- BYU bringing big crowd to play MTSU (Daily News Journal - Tennessee)
Brigham Young will be the second former Football Bowl Subdivision national champion to play MTSU in Floyd Stadium at 2:30 p.m. on Saturday.
And one of the biggest crowds in the Blue Raiders' (5-3) history is expected to be on hand when they try to become bowl eligible for the third straight season.
According to MTSU athletic director Chris Massaro, the number of tickets sold to BYU and other Mormon-affiliated groups is among the most ever sold to a visiting team.
- Hattiesburg couple to head Baton Rouge LDS Temple (Hattiesburg American - Mississippi)

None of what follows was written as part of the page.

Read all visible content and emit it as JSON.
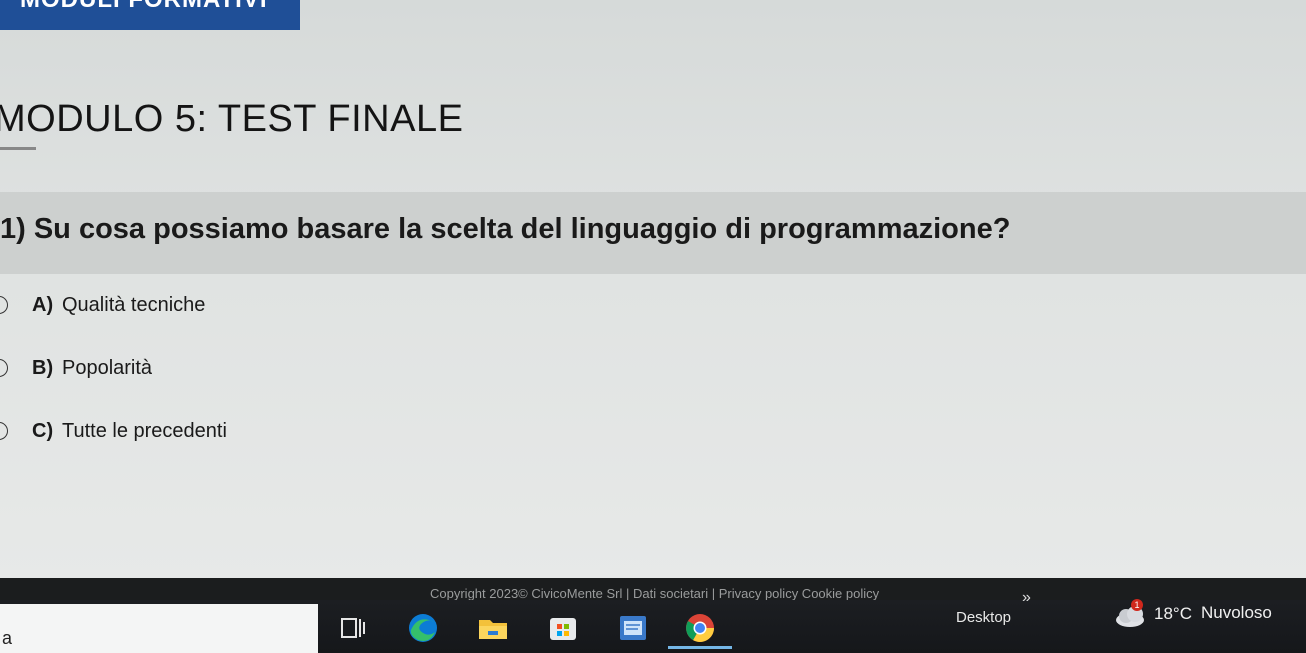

Blair and Betty Pack, Hattiesburg residents for more than 34 years, have been called as president and matron of the Baton Rouge Temple of The Church of Jesus Christ of Latter-day Saints. They will begin their new positions on Nov. 1 and serve for three years.
- Author: Mormons follow their leaders to left and right on politics (Salt Lake Tribune - Utah)
Mormons believe that their leader is not only the president of the 15 million-member church, but also a "prophet, seer and revelator."
That means LDS believers listen to the prophet and heed his words, says political scientist David Campbell, not just theologically but also politically — and not always on the right side of the spectrum.
On Thursday, Campbell, a Mormon who teaches at the University of Notre Dame, will present these and other ideas at the University of Utah’s Sterling M. McMurrin Lecture on Religion and Culture.
- In the Whirled: Book review: 'Promised Land' is sweeping account of Mormons and politics (Deseret News - Utah)
The LDS Church makes a point of stating that it is nonpartisan, yet two-thirds of Mormons in the United States identify as, or learn toward, the Republican Party.
The question of why, and what that does for the public perception of Mormons, is just one of the many issues dissected in "Seeking the Promised Land: Mormons and American Politics", by political science professors David E. Campbell of Notre Dame, John C. Green of the University of Akron and J. Quin Monson of Brigham Young University.
- Mormons in the rodeo: LDS competitors find extra strength in their faith (Deseret News - Utah)
There are many things a missionary has to worry about when returning home from two-year service for The Church of Jesus Christ of Latter-day Saints: going back to school, finding a job, catching up with friends and getting back into shape, to name a few.
For returned missionary Taylor Winn from Annabella, Utah, rodeo was on the list.
4 And thus we see, that there was a time granted unto man to repent, yea, a probationary time, a time to repent and serve God.
Understanding the Savior’s freely given atoning love can free us from self-imposed, incorrect, and unrealistic expectations of what perfection is."
"Becoming Perfect in Christ" - Elder Gerrit W. Gong, July 2014